by Chip and Dan Heath                                                     

This book is now over 2 years old but it is still well worth reading because it gives you some great ideas on how to make your ideas stick in other people’s minds and a simple framework to remember them by.

That framework is:

  • Simplicity – Strip your idea down to its essential core.
  • Unexpectedness – Provide surprise to engage people
  • Concreteness – Anchor the message in concrete examples or grounded metaphors.
  • Credibility – This does not have to be numbers or multiple research references. For example in the 1980 presidential debate Ronald Reagan instead of quoting numbers said: "Before you vote, ask yourself if you are better off today than you were four years ago". That was credible because it went straight to what people "knew" from the day to day experience.
  • Emotions – We need to tap into how people feel. That is not always clear. For example persuading teenager not to smoke may not work by showing them the consequences, because it is too far removed from their experience, but couch the message in a way that shows they are being duped and manipulated, and it could stimulate their anger and rebellious side.
  • Stories – People naturally communicate by and remember stories.

Which all adds up to SUCCESs which even the authors say is a little corny but it does stick in your mind.

The book goes through these principles one by one with great examples and handy tips. The two that stood out for me are:

  • Simplicity is really hard and it involves stripping away until what is left is the core. For someone who has been taught to deal in facts, evidence and numbers this can be really difficult. In the end it is about design and elegance.
  • The Curse of Knowledge. When trying to communicate an idea we are cursed by the fact we know and understand the idea which makes it difficult for us to envisage telling it to people who do not. As an example the authors use the a study that looked at people tapping out a song on a hard surface and others who had to listen to the tapping and try to guess the song (p19). This is hard to do and only 3 songs out of 120 were guessed correctly. However before the guessing occurred the tappers were asked to predict how many would be guessed correctly and they predicted 50%. It urns out the tappers could "hear" the song in their heads and could not come to terms with the fact that the listeners could not. This is a great message to remember when trying to communicate a message.

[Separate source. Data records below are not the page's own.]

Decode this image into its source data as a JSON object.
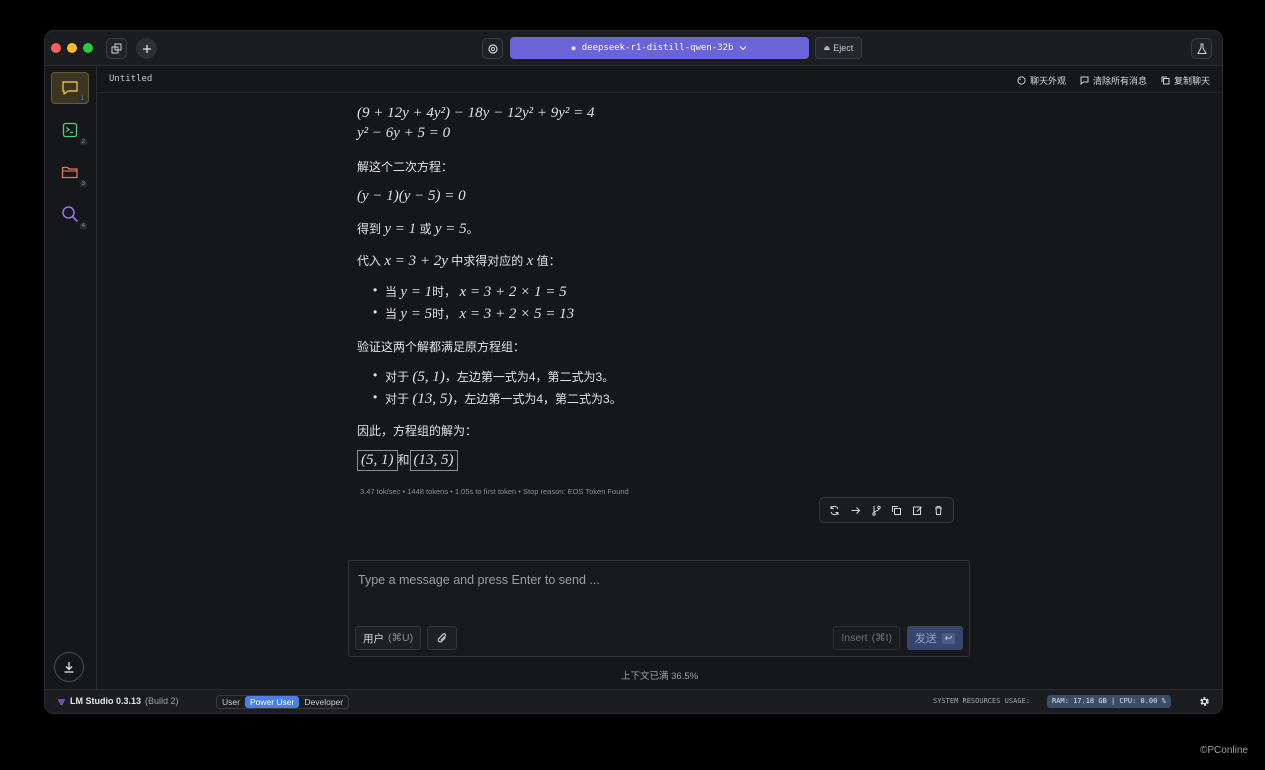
{
  "titlebar": {
    "model_name": "deepseek-r1-distill-qwen-32b",
    "eject_label": "Eject"
  },
  "sidebar": {
    "items": [
      {
        "icon": "chat-bubble-icon",
        "num": "1",
        "color": "#e8b84a"
      },
      {
        "icon": "terminal-icon",
        "num": "2",
        "color": "#4fcf7c"
      },
      {
        "icon": "folder-icon",
        "num": "3",
        "color": "#e27a5a"
      },
      {
        "icon": "search-icon",
        "num": "4",
        "color": "#a070ee"
      }
    ]
  },
  "header": {
    "title": "Untitled",
    "actions": [
      "聊天外观",
      "清除所有消息",
      "复制聊天"
    ]
  },
  "message": {
    "l1": "(9 + 12y + 4y²) − 18y − 12y² + 9y² = 4",
    "l2": "y² − 6y + 5 = 0",
    "l3": "解这个二次方程：",
    "l4": "(y − 1)(y − 5) = 0",
    "l5_a": "得到",
    "l5_b": "y = 1",
    "l5_c": "或",
    "l5_d": "y = 5",
    "l5_e": "。",
    "l6_a": "代入",
    "l6_b": "x = 3 + 2y",
    "l6_c": "中求得对应的",
    "l6_d": "x",
    "l6_e": "值：",
    "b1_a": "当",
    "b1_b": "y = 1",
    "b1_c": "时，",
    "b1_d": "x = 3 + 2 × 1 = 5",
    "b2_a": "当",
    "b2_b": "y = 5",
    "b2_c": "时，",
    "b2_d": "x = 3 + 2 × 5 = 13",
    "l7": "验证这两个解都满足原方程组：",
    "b3_a": "对于",
    "b3_b": "(5, 1)",
    "b3_c": "，左边第一式为4，第二式为3。",
    "b4_a": "对于",
    "b4_b": "(13, 5)",
    "b4_c": "，左边第一式为4，第二式为3。",
    "l8": "因此，方程组的解为：",
    "ans_1": "(5, 1)",
    "ans_and": "和",
    "ans_2": "(13, 5)",
    "stats": "3.47 tok/sec • 1448 tokens • 1.05s to first token • Stop reason: EOS Token Found"
  },
  "input": {
    "placeholder": "Type a message and press Enter to send ...",
    "role_label": "用户",
    "role_shortcut": "(⌘U)",
    "insert_label": "Insert",
    "insert_shortcut": "(⌘I)",
    "send_label": "发送",
    "send_key": "↩",
    "context_full": "上下文已满 36.5%"
  },
  "status": {
    "app_name": "LM Studio 0.3.13",
    "app_build": "(Build 2)",
    "modes": [
      "User",
      "Power User",
      "Developer"
    ],
    "active_mode": "Power User",
    "resources_label": "SYSTEM RESOURCES USAGE:",
    "resources_value": "RAM: 17.18 GB  |  CPU: 0.00 %"
  },
  "watermark": "PConline",
  "colors": {
    "accent": "#6a64d8",
    "mode_active": "#4b7fe6"
  }
}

I would strongly recommend people read this book if they are in the business of communicating ideas, giving presentations or conference speeches, or simply want to lead people better.